Like Carangi, Jolie grew up fast. She entered acting school at 12 and was living with a boyfriend by her 16th birthday. By 17 she was doing heavy drugs. (She’s been clean for a number of years, she says.) Like Carangi, she is a free thinker. Seven tattoos decorate her body. One is the Japanese symbol for death, though she quickly says her reasons for getting it weren’t morbid. “It’s just a personal reminder that we don’t have tomorrow,” says Jolie, “that you should live every day as though it’s the last. “
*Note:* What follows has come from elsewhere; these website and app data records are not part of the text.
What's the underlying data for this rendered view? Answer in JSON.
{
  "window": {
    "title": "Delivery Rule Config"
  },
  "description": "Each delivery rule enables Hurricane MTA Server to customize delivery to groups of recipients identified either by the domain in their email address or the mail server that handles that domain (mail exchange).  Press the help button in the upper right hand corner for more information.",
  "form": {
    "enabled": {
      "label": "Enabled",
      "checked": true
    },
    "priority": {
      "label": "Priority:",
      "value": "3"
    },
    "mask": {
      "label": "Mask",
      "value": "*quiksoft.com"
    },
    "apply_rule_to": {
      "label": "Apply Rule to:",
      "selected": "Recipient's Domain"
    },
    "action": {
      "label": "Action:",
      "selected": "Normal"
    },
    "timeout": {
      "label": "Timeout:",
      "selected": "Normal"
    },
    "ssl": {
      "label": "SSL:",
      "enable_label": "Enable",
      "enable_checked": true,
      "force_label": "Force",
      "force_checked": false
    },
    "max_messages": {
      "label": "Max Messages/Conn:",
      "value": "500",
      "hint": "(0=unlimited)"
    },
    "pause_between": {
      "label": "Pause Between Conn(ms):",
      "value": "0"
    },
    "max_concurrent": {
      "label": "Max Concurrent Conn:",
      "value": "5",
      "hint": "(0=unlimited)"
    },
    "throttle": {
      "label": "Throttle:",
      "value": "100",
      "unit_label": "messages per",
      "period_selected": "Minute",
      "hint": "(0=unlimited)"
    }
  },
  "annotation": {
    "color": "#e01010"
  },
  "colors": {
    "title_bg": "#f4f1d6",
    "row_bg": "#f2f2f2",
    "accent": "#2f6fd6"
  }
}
Jolie was also hyped about the love scenes with Dallas actress Elizabeth Mitchell, who plays Linda, a makeup artist who was Carangi’s true love. Carangi considered herself a lesbian, although the film opens with her bedding a boyfriend from her hometown, Philadelphia. “I don’t see why love scenes between two women should bother anyone,” says Jolie, who is married to Jonny Lee Miller (Trainspotting). “Sexuality shouldn’t be limited, either. I enjoyed doing the love scenes. Hopefully Elizabeth did, too. “
She did, sort of. “It was work,” Mitchell admits. “I guess some people will find the scenes shocking. But we were all pretty comfortable with how things were on the set. I think it was executed quite tastefully. It’s a great film because of the way it’s told,” Mitchell continues. “Gia didn’t hold anything back. My character sort of fell under her spell, at least until she became a liability. But even after she pulled out of a relationship, she still cared for her. I guess Gia had that kind of effect on people. Come to think of it, so does Angie. “
Fort Worth Star-Telegram
Gia | Angelina Jolie